==== Information shown ====

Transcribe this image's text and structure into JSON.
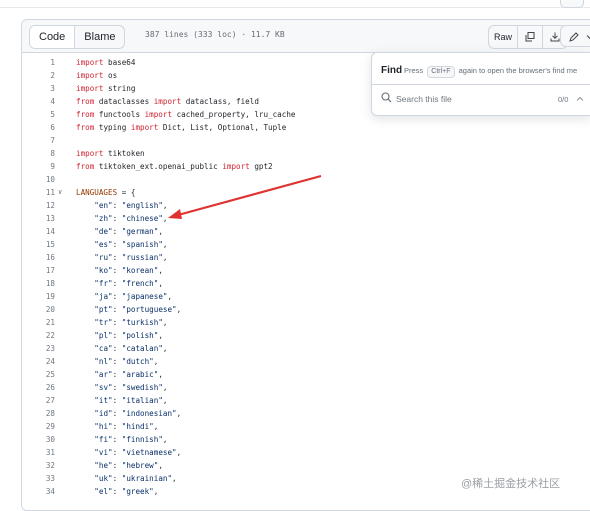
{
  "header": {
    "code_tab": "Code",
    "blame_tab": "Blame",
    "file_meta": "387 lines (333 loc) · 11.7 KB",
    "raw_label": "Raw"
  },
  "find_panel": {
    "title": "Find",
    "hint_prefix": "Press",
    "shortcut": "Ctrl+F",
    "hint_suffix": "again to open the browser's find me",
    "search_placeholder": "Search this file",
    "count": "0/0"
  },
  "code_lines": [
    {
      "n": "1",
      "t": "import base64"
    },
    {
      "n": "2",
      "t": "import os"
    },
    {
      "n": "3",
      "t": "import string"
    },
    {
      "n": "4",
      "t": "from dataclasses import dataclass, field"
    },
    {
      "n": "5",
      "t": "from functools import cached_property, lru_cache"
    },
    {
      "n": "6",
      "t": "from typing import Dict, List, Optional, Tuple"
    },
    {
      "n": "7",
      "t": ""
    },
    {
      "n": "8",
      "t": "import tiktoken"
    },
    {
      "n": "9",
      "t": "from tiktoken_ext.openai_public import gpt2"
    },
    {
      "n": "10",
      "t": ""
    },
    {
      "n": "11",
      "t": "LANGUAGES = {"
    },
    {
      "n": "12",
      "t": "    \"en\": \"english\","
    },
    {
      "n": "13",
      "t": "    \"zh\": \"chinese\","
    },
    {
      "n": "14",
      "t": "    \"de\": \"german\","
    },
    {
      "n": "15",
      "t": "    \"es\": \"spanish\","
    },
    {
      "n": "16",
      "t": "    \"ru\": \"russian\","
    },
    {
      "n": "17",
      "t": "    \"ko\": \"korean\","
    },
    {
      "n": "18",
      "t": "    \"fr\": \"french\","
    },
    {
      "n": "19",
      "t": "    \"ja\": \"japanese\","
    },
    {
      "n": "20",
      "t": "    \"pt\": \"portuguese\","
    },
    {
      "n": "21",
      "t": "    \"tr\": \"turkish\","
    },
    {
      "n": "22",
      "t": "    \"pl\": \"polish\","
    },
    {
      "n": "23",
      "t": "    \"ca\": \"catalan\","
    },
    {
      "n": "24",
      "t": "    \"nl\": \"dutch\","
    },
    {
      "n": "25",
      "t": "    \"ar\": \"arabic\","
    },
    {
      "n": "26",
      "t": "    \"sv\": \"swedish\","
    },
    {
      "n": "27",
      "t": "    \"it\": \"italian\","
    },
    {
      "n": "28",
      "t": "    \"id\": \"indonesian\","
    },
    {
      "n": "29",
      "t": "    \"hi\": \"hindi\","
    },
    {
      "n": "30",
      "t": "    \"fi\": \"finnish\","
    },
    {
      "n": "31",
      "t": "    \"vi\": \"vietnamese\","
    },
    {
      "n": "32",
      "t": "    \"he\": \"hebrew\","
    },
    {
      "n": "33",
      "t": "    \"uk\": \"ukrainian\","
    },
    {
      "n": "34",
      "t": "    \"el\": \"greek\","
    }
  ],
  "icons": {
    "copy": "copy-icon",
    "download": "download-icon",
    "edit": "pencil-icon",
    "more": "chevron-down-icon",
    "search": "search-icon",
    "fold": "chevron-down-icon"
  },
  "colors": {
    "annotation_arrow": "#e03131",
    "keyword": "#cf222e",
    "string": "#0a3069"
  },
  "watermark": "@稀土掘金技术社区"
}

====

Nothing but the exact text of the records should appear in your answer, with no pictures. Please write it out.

Transcribe this image's text and structure into JSON.
{
  "header": {
    "code_tab": "Code",
    "blame_tab": "Blame",
    "file_meta": "387 lines (333 loc) · 11.7 KB",
    "raw_label": "Raw"
  },
  "find_panel": {
    "title": "Find",
    "hint_prefix": "Press",
    "shortcut": "Ctrl+F",
    "hint_suffix": "again to open the browser's find me",
    "search_placeholder": "Search this file",
    "count": "0/0"
  },
  "code_lines": [
    {
      "n": "1",
      "t": "import base64"
    },
    {
      "n": "2",
      "t": "import os"
    },
    {
      "n": "3",
      "t": "import string"
    },
    {
      "n": "4",
      "t": "from dataclasses import dataclass, field"
    },
    {
      "n": "5",
      "t": "from functools import cached_property, lru_cache"
    },
    {
      "n": "6",
      "t": "from typing import Dict, List, Optional, Tuple"
    },
    {
      "n": "7",
      "t": ""
    },
    {
      "n": "8",
      "t": "import tiktoken"
    },
    {
      "n": "9",
      "t": "from tiktoken_ext.openai_public import gpt2"
    },
    {
      "n": "10",
      "t": ""
    },
    {
      "n": "11",
      "t": "LANGUAGES = {"
    },
    {
      "n": "12",
      "t": "    \"en\": \"english\","
    },
    {
      "n": "13",
      "t": "    \"zh\": \"chinese\","
    },
    {
      "n": "14",
      "t": "    \"de\": \"german\","
    },
    {
      "n": "15",
      "t": "    \"es\": \"spanish\","
    },
    {
      "n": "16",
      "t": "    \"ru\": \"russian\","
    },
    {
      "n": "17",
      "t": "    \"ko\": \"korean\","
    },
    {
      "n": "18",
      "t": "    \"fr\": \"french\","
    },
    {
      "n": "19",
      "t": "    \"ja\": \"japanese\","
    },
    {
      "n": "20",
      "t": "    \"pt\": \"portuguese\","
    },
    {
      "n": "21",
      "t": "    \"tr\": \"turkish\","
    },
    {
      "n": "22",
      "t": "    \"pl\": \"polish\","
    },
    {
      "n": "23",
      "t": "    \"ca\": \"catalan\","
    },
    {
      "n": "24",
      "t": "    \"nl\": \"dutch\","
    },
    {
      "n": "25",
      "t": "    \"ar\": \"arabic\","
    },
    {
      "n": "26",
      "t": "    \"sv\": \"swedish\","
    },
    {
      "n": "27",
      "t": "    \"it\": \"italian\","
    },
    {
      "n": "28",
      "t": "    \"id\": \"indonesian\","
    },
    {
      "n": "29",
      "t": "    \"hi\": \"hindi\","
    },
    {
      "n": "30",
      "t": "    \"fi\": \"finnish\","
    },
    {
      "n": "31",
      "t": "    \"vi\": \"vietnamese\","
    },
    {
      "n": "32",
      "t": "    \"he\": \"hebrew\","
    },
    {
      "n": "33",
      "t": "    \"uk\": \"ukrainian\","
    },
    {
      "n": "34",
      "t": "    \"el\": \"greek\","
    }
  ],
  "icons": {
    "copy": "copy-icon",
    "download": "download-icon",
    "edit": "pencil-icon",
    "more": "chevron-down-icon",
    "search": "search-icon",
    "fold": "chevron-down-icon"
  },
  "colors": {
    "annotation_arrow": "#e03131",
    "keyword": "#cf222e",
    "string": "#0a3069"
  },
  "watermark": "@稀土掘金技术社区"
}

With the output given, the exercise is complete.